Code required to send observations to enable IoT:

I had some great help from the guys at intel and one other instructables user (magic_toaster/) to get this working. I've included all the Node.js code below you'll need to automate observations being sent to enable IoT. If you change the destination you're sending the UDP message to and it should work with other cloud analytics providers.

//Content for enable IoT
var dgram = require('dgram'); var client = dgram.createSocket('udp4');
// UDP Options
var options = {
    host : '',
    port : 41234
var countmsg =0;
//Intel Enable Iot Send Observation Info.
function sendObservation(name, value, on){
    var msg = JSON.stringify({
        n: name,
        v: value,
        on: on
    });var sentMsg = new Buffer(msg);
    countmsg = countmsg + 1;
    console.log("Sending observation: " + sentMsg + " Len: " + sentMsg.length + " Count: " + countmsg); //add len to
    client.send(sentMsg, 0, sentMsg.length, options.port,;
//End content for enable IoT

If you include the code above into your Node.js project all you need to do is call the function "sendObservation" in the manner below to send your observation to the cloud!
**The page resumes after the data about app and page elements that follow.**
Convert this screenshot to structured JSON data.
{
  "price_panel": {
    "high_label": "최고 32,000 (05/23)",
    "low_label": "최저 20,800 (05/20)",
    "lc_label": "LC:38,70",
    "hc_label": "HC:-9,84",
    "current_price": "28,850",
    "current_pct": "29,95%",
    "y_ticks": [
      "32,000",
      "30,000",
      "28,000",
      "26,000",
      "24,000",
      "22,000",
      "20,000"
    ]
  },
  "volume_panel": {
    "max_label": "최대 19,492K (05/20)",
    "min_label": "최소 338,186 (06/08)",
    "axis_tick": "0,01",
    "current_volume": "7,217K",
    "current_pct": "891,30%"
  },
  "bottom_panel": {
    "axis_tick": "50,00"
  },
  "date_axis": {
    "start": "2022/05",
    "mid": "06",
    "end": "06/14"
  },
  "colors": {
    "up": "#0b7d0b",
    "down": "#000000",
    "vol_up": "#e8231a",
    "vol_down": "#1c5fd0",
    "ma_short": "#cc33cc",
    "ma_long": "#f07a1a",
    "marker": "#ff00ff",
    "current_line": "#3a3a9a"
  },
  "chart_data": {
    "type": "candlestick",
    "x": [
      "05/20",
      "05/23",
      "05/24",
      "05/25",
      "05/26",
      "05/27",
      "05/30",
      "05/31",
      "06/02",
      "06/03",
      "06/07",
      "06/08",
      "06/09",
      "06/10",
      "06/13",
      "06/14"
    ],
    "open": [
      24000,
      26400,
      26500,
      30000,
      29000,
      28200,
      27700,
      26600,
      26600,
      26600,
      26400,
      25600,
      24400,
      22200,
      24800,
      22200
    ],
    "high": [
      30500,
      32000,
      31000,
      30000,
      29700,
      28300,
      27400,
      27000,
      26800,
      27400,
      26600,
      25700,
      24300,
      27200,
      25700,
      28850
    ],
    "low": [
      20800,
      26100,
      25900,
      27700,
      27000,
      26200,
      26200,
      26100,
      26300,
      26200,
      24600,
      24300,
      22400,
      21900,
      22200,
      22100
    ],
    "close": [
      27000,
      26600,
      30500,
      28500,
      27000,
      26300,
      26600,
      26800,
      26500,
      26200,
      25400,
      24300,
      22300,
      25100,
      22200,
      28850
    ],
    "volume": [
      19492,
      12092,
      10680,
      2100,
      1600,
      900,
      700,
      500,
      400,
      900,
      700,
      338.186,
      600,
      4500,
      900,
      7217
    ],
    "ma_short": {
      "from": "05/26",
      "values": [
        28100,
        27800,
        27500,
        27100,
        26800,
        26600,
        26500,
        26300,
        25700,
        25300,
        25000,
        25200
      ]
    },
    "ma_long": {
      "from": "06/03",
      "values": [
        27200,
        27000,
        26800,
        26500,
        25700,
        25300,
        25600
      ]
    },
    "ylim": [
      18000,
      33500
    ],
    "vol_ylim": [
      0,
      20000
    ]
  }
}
Remember to set up your variable with iotkit-agent on the edison as well as your cloud analytics service as in STEP 3!

sendObservation("temp", temp, new Date().getTime());

Microphone Sampling

I struggled to write my own, reliable code for microphone sampling. Node.js doesn't lend itself to accurate timing like C does. In the end I 'borrowed' the code below from the intel IoT developer zone.

function getReading() {    var buffer = new upmMicrophone.uint16Array(128); //create buffer to store data
    var len = myMic.getSampledWindow(2, 128, buffer);  //fill buffer with sample data
    if (len)
        var thresh = myMic.findThreshold(threshContext, 30, buffer, len); 
        if (thresh)
            reading = thresh;
        //myMic.printGraph(threshContext); - Although very pleasing, suppressed bar graph representation of sound level.

Code Resources

The intel IoT developer zone is a fantastic resource, it contains example code for every imaginable sensor in C/C++, Node.js and Python! Whether your using grove seeed sensors or another brand be sure to check the example code there. I can't stress how useful it is - bookmark it now!


Finally, this would not have been possible without the really enthusiastic, knowledgeable and patient team at Intel's IoT Ignition Lab in Swindon. I arrived intending to write some simple code for the Intel Edison using the Arduino IDE, with some superb support and guidance I learnt to write code in Node.js and even made a start of rewriting the project in C!